Few artists have had such a profound influence on English portrait-painting as Anthony van Dyck, the Flemish Baroque genius who is perhaps most famous for his portraits of Charles I and his family and court – painted with a relaxed elegance that would be the dominant influence in the style for the next 150 years. Professor Brown, director of the Ashmolean Museum, in Oxford for the past 15 years, gave us a magisterial insight during his talk on November 1st into the life and talent of this most revered artist. As well as detailing van Dyck’s remarkable career as a portraitist, Dr Brown also highlighted his biblical and mythological subjects and his role as an important innovator in watercolour and etching.
Van Dyck was born to wealthy parents in Antwerp and Dr Brown told us his early talent was prodigious – as shown in his remarkable self-portrait at the age of fifteen and, within a few years, he became chief assistant in Antwerp to Peter Paul Rubens, who considered van Dyck the best of his pupils. In 1620, within Rubens's contract for the major commission for the ceiling of the Carolus Borromeuskerk, the Jesuit church, van Dyck is specified as one of the "discipelen" who was to execute the paintings to Rubens's designs.
At the instigation of the Marquis of Buckingham, van Dyck went to England for the first time where he worked for James I, receiving £100 per annum. According to Dr Brown, a moment of epiphany was when the young tyro saw the work of Titian - marveling at the Italian’s use of colour and delicate modeling of forms, offering a new language in scale which would enhance the compositional lessons learned from Rubens. Van Dyck soon moved to Italy, where he stayed for six years, pursuing a career as a successful portraitist – cutting a dash wearing silks and a hat with feathers, as well as brooches and gold chains across his chest. Dr Brown told us that van Dyck and his exact contemporary, Velazquez, were the first painters of pre-eminent talent to work mainly as court portraitists
Van Dyck was largely based in Genoa, although travelled widely, and developed a full-length portrait style, which drew on Veronese and Titian – where tall and graceful figures look down on the viewer with great hauteur. He later returned to Antwerp, painting more portraits that made his patrons look as stylish as possible and also produced many religious works, including large alter-pieces, and began his print-making. Van Dyck moved back to London in 1632 in what would prove the most important phase of his career – being taken under the wing of the court of Charles I, knighted and given a pension of £200 a year, as well as a house at Blackfriars and a suite of rooms at Eltham Palace. A special causeway was even built for the king and queen to ease their access and they hardly sat for another painter.
Dr Brown detailed how van Dyck was an immediate success in England, rapidly painting a large number of portraits of the king and Queen Henrietta Maria, as well as their children.
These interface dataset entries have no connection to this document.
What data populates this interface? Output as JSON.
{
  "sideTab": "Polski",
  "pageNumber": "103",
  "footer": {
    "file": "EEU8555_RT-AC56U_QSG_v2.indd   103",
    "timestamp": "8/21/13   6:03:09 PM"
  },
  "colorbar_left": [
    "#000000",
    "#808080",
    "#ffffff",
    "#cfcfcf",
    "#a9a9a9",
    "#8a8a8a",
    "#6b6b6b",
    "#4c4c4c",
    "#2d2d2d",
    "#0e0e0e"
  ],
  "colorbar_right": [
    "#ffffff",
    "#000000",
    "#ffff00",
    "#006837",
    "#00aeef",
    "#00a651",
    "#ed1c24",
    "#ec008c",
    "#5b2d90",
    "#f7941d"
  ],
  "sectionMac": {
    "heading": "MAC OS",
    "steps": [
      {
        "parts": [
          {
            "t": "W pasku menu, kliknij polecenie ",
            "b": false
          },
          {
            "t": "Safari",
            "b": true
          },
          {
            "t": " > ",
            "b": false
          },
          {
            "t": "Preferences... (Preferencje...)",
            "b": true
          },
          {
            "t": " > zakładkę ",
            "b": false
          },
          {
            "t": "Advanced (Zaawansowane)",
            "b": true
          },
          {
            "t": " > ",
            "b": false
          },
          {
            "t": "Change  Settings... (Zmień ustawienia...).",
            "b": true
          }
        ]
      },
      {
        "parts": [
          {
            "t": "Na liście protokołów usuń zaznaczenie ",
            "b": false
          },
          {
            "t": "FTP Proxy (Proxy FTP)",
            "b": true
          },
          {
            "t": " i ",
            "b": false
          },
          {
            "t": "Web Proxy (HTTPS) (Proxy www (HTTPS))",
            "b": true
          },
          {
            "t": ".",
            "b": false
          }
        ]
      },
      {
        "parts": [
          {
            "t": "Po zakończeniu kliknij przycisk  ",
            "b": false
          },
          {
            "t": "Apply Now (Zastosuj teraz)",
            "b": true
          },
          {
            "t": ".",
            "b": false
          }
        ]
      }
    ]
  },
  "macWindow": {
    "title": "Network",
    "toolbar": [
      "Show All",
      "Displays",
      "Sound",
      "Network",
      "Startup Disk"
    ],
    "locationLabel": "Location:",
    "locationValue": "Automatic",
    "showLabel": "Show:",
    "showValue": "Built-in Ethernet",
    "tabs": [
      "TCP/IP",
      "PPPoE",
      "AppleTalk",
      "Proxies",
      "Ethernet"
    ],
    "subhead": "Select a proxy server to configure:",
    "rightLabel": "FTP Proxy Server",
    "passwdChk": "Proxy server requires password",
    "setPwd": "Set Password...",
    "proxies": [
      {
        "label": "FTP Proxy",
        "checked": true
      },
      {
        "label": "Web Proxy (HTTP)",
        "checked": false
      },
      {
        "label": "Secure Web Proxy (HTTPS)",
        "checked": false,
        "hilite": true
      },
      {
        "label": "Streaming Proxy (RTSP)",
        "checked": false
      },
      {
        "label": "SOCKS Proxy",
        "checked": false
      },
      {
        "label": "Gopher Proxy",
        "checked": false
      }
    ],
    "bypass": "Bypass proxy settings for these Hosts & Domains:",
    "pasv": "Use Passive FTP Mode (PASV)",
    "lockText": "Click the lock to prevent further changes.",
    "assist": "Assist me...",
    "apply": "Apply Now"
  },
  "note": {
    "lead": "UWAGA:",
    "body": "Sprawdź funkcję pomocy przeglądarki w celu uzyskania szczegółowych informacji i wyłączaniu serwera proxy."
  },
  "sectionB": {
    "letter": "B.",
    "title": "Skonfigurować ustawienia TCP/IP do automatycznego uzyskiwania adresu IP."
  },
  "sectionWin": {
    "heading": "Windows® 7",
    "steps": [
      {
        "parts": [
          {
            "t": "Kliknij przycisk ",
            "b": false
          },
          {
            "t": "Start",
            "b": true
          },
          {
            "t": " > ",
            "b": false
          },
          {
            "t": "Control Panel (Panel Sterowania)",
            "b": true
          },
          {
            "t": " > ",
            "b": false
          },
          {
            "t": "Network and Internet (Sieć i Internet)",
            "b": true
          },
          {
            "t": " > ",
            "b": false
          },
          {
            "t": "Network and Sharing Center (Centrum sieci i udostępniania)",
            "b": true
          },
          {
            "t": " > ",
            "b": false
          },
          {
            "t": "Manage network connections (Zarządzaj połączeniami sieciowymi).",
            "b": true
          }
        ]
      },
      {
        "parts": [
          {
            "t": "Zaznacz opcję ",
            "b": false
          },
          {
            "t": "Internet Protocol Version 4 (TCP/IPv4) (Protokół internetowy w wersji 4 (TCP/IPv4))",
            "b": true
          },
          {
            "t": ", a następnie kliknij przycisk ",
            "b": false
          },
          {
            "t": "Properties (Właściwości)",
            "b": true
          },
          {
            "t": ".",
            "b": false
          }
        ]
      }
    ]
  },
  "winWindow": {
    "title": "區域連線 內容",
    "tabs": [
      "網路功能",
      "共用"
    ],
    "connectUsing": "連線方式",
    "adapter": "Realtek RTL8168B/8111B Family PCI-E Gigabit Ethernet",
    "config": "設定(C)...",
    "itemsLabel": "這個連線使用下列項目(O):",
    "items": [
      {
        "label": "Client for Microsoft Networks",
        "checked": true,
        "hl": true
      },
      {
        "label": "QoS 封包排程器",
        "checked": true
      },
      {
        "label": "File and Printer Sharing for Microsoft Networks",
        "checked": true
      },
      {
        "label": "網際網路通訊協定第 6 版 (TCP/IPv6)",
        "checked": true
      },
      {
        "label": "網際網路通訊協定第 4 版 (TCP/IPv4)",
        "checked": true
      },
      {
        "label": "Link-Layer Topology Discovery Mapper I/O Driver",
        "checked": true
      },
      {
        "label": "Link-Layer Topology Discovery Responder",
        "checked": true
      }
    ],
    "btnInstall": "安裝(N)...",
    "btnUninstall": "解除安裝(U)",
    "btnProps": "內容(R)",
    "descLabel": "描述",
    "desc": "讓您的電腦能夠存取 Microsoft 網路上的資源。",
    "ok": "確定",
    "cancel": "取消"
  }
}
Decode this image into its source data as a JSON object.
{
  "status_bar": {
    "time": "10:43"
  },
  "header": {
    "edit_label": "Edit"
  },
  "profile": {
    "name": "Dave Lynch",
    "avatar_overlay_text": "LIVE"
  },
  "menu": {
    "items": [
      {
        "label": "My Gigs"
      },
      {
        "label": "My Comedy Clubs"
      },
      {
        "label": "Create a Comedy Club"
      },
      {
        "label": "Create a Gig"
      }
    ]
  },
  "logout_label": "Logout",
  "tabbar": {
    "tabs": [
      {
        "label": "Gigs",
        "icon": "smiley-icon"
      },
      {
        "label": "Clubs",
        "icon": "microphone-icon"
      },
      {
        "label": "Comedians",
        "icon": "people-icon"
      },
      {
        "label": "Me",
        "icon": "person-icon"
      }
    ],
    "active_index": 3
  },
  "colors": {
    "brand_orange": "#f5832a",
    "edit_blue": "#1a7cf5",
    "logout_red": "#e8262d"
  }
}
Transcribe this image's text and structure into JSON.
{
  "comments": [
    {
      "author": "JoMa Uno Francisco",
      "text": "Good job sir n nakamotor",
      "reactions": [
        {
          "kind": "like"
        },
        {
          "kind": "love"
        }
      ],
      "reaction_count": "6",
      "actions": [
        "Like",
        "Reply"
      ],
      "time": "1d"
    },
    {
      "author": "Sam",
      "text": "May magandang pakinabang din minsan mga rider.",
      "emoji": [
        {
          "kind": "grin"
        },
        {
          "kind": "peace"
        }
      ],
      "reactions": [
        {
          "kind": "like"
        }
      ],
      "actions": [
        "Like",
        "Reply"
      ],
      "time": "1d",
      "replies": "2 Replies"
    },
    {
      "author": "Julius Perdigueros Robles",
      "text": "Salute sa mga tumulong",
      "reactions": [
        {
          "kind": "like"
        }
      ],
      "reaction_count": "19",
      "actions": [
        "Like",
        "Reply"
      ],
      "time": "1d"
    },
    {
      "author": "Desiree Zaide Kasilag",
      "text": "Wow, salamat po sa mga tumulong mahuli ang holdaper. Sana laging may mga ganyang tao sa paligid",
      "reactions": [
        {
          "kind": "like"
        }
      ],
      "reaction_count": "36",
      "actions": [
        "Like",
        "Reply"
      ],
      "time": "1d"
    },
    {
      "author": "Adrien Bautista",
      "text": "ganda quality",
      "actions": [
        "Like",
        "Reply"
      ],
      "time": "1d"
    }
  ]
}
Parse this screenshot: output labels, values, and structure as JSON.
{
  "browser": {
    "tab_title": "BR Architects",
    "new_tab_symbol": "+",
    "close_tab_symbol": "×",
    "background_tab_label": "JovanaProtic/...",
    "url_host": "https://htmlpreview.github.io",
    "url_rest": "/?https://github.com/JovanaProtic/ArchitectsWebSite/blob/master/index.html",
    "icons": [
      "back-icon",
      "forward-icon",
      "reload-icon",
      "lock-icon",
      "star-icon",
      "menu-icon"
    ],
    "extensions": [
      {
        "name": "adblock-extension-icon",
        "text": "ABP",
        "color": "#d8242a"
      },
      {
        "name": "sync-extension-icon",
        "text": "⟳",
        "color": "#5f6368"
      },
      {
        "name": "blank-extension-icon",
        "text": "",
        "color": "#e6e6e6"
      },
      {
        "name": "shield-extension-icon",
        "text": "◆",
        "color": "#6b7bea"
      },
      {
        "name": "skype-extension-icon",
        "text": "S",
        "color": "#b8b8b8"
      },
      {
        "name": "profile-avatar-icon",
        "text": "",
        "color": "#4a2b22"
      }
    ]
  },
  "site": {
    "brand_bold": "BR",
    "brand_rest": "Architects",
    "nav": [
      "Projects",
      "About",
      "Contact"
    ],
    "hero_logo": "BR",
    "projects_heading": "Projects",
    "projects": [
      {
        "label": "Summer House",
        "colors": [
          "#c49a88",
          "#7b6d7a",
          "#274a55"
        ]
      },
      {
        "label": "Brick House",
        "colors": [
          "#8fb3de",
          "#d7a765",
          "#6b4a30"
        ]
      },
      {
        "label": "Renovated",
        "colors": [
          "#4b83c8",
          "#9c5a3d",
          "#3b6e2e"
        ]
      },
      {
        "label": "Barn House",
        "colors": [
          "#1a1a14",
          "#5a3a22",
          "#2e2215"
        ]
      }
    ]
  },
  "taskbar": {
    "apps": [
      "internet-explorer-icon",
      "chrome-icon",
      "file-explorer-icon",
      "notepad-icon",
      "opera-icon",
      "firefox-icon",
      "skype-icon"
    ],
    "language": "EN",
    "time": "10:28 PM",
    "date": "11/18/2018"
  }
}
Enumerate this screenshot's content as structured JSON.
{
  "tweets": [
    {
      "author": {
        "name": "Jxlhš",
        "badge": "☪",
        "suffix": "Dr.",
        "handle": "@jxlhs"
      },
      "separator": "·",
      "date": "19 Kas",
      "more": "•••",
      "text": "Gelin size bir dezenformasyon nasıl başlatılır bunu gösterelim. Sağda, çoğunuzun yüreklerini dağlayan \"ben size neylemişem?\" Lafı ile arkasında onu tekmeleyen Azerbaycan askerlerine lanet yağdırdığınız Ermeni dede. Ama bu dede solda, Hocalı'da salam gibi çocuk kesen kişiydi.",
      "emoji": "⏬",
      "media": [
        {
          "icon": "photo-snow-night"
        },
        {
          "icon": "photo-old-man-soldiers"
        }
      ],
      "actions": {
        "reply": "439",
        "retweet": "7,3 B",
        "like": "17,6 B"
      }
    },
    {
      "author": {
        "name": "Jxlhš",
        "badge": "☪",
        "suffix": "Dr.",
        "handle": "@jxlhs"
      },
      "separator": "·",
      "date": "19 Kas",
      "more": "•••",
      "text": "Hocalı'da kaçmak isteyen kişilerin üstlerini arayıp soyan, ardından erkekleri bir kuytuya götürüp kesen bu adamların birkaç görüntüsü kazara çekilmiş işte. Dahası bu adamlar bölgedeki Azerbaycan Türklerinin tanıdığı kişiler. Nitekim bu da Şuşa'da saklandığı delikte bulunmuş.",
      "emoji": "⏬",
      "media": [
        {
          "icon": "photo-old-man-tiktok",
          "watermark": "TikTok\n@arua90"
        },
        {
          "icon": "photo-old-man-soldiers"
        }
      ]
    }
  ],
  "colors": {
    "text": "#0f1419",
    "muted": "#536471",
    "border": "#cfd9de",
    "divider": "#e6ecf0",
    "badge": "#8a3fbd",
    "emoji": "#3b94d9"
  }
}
Altogether, he is thought to have painted forty portraits of King Charles himself (who stood barely five-feet tall, as well as about thirty of the Queen, nine of the Earl of Strafford, and several of other courtiers. The celebrated triple portrait of Charles I was also sent to Rome for Bernini to model a bust on
In 1638, van Dyck married Mary, the daughter of Patrick Ruthven, who was a lady in waiting to the queen, but fell ill in 1641 and died at his house in Blackfriars. Van Dyck left a daughter each by both his wife and mistress, the first only ten days old. He was buried in Old St Paul’s Cathedral, where the king had erected a monument in his memory. In 1666, the great fire of London destroyed the cathedral and, with it, van Dyck's tomb.
The Royal Collection, which still contains many of his paintings of the royal family and others, has a total of 26 paintings, whilst the National Gallery, in London, has 14 works and the Museo del Prado in Spain 25 works and the Louvre a further 18 works. Wilton House still holds the works that van Dyck executed for one of his main patrons, the Earl of Pembroke, including his largest work, a huge family group portrait with ten main figures.
Over 130 attended Dr Brown's wonderful talk, with total proceeds of just over £800 and, afterwards, there was great interest in ways to become a Friend of the Ashmolean and all the associated benefits.
“It was an utter privilege to listen to Professor Brown chronicle the life of a Flemish genius whose portrait-work has never been surpassed – and hearing the detail of his development as an artist under the guidance of Rubens and the influence of the incomparable Titian. To be in an Oxfordshire village hall in the company of the world’s greatest expert on van Dyck was a marvellous experience and yet another feather in the cap for the team organizing this extraordinary series of talks – Brian Eakin, Witney